The feature, called Amazon Sidewalk, went live on June 8, meaning it is turned on automatically in users' devices.
Sidewalk uses Bluetooth and Wi-Fi signals to pool small amounts of internet bandwidth from multiple locations, creating a so-called mesh network that boosts the range of Amazon devices nearby.
Amazon says the feature's intent is to help users "locate pets or lost items, make setting up new devices around your home easier, and receive notifications from your security cameras or security lighting even if your internet goes down."
"The good part is that if you have devices that are outside the reach of your network, like cameras or outdoor lights, etc., this assures that your signal is reaching them," Connie Guglielmo, editor in chief of CNET, told "Good Morning America."
But the fact that the feature is turned on automatically in devices is also raising questions about security.

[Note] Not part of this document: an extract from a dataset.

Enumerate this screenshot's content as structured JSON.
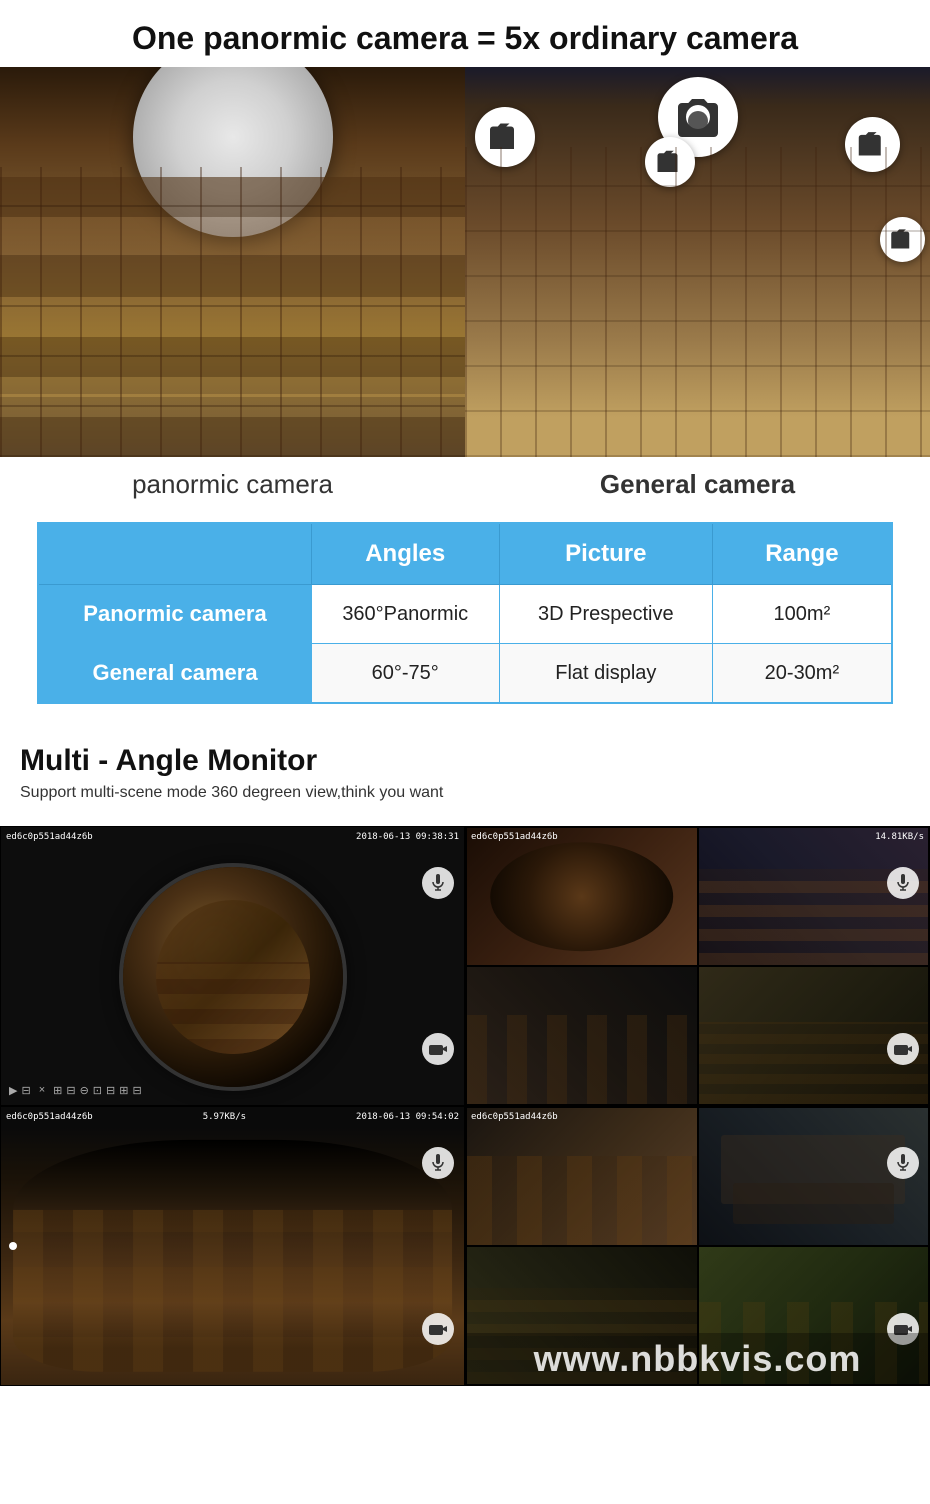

"The bigger question is what data might be collected or passed around?" said Guglielmo. "And really, for a lot of people who are concerned about privacy, how might Amazon use these networks that they're creating in the future?"
Amazon says the transmissions are tiny in size and thoroughly encrypted. The company also says that users cannot tell when someone is using their bandwidth, and likewise another user does not know when they are joining.
The company says sharing such a small amount of bandwidth should not slow down internet speed.
"To protect customers, Sidewalk is designed with multiple layers of privacy and security to secure data traveling on the network and to keep customers safe," Amazon told ABC News in a statement.
Users can also opt out of the feature, but they need to do it manually.
Here are the steps to opt out of Sidewalk:
1. Open the Alexa app on your phone and tap the More icon at the bottom right.
2. Tap Settings > Account Settings > Amazon Sidewalk to find the main toggle for Amazon Sidewalk.
3. If enabled, toggle to disable.
4. Tap Community Finding to find the second toggle for location sharing.